In an interview with the Iranian Students News Agency, ISNA (17 November), Seyyed Ali Reza Ava'i commented on the reports regarding the suspension of three judges who were involved in the Kahrizak Detention Centre case, and said: "So far one of the judges at the Public Prosecutor's Office has been suspended; however, nothing has been announced with regard to two other judges. If judges are suspended, the disciplinary court of the judges and disciplinary sources will send me letters. I have not received any letter in that respect."
Also Parleman News on 17 November published the letter by three Kordish MPs to the Judiciary Chief Ayatollah Sadeq Larijani on the execution of the Kordish political activist, Ehsan Fatahiyan and "the gravely negative effect" it has left on public opinion.
Ehsan Fatahiyan who was hanged on 11 November, was sentenced to execution by an appeals court and his initial sentence was ten year imprisonment.
In their letter to Ayatollah Larijani, the three Kordish MPs have expressed concern over the execution sentences that have been reportedly issued for some other "young Kordish detainees".
Interview with Danish journalism student held for six days in Iran
RSF | Nov. 19, 2009
Reporters Without Borders interviewed Niels Krogsgård, a student of journalism at the University of Southern Denmark, who was imprisoned in Iran from 4 to 10 November:
I was arrested on 4 November. Government opponents organised demonstrations on the day of the official commemoration of the taking of the US embassy in 1979. I decided to remain at a certain distance. I knew it would be dangerous. I took the subway. I had planned to get off at the stop just before the US embassy and then observe from afar what was happening. But when the train finally stopped, I realised that all the people in it were demonstrators. I was right in the middle.
When we came out on to the street (...) there were members of the Basiji Islamic militia. Then policemen arrived on motorcycles, fired tear gas and then started clubbing everyone. One of them hit me. I managed to escape and find refuge in a side street. People were crying because of the tear gas. A lot of them had blood on their faces.
When things calmed down, I went back to the main street. But suddenly a Basiji appeared out of nowhere. He grabbed me, screamed at me, hit me and then forced me to take a seat in a car. It was around midday.

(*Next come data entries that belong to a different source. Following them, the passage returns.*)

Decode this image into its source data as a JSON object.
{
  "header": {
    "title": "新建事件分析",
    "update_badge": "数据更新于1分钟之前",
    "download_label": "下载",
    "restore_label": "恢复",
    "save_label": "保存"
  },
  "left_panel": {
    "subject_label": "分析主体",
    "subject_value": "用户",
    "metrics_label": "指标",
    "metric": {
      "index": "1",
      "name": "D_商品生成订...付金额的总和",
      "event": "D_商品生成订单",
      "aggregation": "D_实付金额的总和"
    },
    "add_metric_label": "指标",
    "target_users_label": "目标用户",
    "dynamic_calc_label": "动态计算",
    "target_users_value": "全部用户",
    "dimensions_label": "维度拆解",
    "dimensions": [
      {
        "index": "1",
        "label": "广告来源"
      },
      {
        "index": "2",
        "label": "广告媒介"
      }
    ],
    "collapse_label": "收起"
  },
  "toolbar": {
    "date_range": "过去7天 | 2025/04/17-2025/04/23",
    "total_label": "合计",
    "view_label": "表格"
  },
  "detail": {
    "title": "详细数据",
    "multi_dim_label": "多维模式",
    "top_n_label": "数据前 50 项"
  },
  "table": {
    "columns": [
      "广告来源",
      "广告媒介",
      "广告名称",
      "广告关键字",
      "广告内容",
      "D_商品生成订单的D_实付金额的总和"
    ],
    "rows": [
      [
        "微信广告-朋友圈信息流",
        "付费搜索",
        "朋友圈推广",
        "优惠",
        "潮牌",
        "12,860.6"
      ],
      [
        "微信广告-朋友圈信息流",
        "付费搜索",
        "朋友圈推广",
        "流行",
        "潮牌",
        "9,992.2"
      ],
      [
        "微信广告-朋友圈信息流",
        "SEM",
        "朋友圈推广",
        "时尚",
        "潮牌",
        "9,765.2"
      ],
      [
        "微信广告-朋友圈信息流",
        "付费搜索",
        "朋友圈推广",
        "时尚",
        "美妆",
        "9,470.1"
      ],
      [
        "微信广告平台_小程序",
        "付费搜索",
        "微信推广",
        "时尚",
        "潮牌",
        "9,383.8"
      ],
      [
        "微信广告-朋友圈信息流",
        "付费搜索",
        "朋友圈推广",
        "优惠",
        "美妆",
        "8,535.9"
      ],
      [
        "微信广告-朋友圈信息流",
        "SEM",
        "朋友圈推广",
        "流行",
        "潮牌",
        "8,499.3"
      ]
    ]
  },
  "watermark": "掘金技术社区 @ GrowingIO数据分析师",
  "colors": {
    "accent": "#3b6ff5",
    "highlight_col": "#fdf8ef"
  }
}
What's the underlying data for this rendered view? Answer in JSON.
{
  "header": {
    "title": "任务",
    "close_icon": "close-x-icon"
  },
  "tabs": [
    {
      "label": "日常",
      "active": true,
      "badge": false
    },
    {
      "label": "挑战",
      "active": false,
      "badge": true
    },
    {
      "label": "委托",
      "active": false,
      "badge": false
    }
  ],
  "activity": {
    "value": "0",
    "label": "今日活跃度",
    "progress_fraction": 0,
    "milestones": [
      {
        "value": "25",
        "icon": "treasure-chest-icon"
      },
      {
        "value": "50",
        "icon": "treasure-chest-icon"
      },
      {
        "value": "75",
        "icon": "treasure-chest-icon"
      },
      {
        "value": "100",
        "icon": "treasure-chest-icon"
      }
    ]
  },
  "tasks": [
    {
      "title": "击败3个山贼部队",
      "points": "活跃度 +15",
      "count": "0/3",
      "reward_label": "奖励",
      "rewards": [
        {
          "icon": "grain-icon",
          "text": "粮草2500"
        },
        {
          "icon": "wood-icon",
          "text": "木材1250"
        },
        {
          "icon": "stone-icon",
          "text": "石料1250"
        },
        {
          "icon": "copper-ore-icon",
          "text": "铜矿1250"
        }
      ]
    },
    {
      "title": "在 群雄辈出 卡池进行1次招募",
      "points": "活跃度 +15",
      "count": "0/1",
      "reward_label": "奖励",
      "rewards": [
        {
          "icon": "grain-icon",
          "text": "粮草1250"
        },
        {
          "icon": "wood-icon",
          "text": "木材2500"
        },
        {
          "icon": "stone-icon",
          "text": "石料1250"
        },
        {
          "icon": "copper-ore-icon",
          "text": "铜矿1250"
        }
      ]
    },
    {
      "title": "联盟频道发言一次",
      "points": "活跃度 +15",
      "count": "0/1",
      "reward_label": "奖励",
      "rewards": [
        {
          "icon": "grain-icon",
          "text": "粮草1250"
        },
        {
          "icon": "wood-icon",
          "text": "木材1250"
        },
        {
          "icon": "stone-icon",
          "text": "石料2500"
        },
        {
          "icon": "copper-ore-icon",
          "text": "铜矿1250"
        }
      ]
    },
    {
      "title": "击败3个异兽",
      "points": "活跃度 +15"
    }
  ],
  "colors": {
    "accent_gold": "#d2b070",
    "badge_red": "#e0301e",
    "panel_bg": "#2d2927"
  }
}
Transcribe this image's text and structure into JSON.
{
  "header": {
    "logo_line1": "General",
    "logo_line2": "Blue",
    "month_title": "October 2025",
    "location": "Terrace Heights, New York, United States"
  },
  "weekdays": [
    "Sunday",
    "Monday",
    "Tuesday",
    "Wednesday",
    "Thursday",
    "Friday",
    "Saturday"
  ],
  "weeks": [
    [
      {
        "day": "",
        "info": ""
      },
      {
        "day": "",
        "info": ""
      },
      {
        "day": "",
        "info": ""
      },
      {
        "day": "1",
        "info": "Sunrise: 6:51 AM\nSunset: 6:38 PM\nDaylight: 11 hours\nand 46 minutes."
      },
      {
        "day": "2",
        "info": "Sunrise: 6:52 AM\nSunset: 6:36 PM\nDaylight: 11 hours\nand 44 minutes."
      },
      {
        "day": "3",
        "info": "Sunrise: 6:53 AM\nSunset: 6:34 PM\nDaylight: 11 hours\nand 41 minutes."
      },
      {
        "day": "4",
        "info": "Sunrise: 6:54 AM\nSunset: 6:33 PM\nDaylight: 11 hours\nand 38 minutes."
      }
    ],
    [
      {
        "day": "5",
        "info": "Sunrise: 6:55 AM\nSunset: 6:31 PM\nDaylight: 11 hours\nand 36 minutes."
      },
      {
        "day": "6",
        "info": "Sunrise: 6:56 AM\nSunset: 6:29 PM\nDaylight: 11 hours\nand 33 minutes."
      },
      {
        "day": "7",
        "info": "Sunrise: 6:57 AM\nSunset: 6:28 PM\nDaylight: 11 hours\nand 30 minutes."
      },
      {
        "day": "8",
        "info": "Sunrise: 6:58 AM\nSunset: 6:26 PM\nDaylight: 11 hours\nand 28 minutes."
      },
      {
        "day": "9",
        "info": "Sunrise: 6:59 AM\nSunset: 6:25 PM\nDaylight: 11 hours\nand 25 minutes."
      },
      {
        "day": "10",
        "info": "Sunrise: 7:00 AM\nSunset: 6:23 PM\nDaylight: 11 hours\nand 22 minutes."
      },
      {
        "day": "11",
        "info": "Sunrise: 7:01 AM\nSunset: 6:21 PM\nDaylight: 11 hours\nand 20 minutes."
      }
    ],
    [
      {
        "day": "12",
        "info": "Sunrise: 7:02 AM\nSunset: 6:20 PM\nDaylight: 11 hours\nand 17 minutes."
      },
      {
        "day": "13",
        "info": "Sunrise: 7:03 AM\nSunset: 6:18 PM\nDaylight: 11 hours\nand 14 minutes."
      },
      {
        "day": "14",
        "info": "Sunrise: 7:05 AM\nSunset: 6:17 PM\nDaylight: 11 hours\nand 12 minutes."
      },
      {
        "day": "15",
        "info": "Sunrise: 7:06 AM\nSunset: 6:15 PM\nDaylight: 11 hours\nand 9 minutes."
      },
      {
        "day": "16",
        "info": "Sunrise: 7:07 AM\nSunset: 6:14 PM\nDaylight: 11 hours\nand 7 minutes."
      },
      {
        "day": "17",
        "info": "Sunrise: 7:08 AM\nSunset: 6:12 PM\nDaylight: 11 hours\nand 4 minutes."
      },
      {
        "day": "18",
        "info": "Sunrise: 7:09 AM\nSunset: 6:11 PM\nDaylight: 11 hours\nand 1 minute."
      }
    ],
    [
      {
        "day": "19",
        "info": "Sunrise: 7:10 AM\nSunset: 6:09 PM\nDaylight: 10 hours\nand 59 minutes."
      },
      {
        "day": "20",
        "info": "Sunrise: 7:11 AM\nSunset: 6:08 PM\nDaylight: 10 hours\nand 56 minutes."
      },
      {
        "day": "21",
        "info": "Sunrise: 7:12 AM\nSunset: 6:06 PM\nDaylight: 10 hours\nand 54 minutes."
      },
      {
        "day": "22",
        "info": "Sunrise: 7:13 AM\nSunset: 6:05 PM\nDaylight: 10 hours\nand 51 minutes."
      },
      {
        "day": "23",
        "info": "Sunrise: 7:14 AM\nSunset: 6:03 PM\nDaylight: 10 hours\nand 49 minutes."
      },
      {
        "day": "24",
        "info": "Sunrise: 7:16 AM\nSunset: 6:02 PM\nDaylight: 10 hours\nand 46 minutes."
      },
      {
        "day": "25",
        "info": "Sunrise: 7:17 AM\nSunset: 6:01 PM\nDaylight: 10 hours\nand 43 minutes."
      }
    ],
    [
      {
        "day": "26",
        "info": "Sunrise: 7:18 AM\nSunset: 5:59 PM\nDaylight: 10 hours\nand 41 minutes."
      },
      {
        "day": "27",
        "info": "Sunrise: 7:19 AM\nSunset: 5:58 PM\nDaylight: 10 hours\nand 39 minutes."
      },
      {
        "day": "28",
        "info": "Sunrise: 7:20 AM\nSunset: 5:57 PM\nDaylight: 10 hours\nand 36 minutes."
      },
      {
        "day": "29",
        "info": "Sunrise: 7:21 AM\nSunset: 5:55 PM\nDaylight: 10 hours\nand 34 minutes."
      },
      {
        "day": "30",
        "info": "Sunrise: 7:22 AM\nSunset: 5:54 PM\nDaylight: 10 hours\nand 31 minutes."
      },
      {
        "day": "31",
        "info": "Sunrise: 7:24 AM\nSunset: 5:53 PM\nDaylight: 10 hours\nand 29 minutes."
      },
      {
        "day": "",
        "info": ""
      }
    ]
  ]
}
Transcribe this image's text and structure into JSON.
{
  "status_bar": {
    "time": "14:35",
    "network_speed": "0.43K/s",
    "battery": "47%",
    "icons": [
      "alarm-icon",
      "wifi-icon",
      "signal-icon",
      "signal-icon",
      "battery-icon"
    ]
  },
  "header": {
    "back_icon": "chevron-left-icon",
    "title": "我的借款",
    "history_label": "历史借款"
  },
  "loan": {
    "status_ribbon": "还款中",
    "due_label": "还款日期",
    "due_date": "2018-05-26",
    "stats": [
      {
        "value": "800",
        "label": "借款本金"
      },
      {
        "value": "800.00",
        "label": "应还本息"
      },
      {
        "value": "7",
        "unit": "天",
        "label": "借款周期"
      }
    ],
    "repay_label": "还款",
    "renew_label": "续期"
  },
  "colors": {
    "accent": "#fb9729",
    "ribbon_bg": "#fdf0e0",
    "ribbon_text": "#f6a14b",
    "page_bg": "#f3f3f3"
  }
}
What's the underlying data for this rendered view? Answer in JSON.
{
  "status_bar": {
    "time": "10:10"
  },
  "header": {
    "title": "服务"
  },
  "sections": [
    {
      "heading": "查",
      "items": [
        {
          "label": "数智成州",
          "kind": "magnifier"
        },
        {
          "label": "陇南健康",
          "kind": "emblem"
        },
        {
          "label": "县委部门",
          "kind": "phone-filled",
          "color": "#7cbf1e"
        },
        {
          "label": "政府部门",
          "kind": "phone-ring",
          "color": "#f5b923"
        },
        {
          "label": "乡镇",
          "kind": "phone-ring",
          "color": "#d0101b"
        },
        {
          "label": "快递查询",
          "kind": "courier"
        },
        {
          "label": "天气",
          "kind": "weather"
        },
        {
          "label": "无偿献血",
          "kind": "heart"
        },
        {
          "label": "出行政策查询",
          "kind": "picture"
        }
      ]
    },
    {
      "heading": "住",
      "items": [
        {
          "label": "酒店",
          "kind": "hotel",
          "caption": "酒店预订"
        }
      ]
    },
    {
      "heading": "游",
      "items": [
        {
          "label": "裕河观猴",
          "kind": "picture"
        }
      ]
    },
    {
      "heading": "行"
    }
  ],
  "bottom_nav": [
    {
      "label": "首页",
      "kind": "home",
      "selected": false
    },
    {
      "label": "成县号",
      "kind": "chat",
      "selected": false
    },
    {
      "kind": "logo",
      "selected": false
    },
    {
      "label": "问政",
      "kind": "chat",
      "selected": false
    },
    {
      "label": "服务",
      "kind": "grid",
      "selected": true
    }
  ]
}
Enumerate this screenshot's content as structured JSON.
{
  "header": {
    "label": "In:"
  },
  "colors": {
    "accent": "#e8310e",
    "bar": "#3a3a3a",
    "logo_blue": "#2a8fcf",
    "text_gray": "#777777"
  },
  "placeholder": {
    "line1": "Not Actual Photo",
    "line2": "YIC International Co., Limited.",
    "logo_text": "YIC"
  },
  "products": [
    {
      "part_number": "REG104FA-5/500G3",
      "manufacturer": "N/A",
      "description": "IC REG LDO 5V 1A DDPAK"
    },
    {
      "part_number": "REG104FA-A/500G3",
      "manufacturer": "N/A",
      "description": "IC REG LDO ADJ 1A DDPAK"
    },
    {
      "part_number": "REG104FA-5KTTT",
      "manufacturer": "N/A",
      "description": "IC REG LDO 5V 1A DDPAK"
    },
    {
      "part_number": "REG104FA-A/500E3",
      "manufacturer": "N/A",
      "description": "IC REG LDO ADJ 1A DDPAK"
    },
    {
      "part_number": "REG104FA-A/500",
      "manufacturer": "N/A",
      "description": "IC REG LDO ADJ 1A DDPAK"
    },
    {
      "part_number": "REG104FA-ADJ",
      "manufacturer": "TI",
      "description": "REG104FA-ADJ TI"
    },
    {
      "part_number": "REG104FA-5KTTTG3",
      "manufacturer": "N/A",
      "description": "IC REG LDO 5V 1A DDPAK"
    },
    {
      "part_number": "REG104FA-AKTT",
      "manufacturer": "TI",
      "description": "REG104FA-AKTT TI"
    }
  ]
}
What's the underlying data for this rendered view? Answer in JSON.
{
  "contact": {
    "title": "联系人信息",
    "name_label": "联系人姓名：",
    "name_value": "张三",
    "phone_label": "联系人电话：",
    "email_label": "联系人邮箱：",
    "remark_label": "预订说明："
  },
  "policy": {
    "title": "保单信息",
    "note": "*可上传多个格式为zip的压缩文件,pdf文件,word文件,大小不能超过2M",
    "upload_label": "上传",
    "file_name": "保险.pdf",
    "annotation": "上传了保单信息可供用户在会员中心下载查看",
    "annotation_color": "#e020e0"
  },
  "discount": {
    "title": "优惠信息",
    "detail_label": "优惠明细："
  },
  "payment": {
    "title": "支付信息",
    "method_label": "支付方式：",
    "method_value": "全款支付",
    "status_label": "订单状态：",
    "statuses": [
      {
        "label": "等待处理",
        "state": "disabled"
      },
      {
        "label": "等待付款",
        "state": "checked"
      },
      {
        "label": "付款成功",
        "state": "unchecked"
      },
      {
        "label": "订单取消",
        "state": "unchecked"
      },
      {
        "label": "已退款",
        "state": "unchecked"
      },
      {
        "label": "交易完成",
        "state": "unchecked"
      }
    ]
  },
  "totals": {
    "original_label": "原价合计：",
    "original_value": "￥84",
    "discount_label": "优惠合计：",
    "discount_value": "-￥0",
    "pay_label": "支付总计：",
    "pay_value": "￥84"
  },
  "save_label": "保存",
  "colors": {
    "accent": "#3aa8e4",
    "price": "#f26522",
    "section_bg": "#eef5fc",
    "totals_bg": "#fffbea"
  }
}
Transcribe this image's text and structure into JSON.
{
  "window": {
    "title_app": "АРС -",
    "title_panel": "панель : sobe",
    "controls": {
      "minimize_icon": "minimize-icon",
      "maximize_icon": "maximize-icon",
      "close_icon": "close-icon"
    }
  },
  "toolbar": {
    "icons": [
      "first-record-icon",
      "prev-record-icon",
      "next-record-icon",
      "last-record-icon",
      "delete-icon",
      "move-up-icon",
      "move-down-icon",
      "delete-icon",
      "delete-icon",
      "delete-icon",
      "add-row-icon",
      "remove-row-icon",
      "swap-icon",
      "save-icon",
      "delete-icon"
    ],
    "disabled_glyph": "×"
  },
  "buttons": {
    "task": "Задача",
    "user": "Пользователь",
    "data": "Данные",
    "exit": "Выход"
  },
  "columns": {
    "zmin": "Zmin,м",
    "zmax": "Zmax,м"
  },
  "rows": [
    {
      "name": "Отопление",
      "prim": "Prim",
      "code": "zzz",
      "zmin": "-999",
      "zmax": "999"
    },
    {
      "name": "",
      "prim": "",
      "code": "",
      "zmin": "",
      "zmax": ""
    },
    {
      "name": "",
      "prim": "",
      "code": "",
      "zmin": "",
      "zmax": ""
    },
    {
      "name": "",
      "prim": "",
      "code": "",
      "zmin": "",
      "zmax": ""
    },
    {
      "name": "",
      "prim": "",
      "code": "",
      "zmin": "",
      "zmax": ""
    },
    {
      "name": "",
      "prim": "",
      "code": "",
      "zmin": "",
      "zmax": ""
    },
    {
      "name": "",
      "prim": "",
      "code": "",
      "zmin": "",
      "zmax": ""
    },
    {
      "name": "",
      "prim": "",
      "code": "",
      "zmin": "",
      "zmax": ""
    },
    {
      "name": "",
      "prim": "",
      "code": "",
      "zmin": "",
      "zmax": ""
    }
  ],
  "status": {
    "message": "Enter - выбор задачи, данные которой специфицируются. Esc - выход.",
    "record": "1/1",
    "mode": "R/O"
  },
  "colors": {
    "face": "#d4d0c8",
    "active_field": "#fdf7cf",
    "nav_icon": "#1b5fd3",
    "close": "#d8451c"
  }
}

Seventy percent of Iranians earn less than 4,500,000 rials (about $450) per month, Iran's statistic centre said. (Source: Iran daily)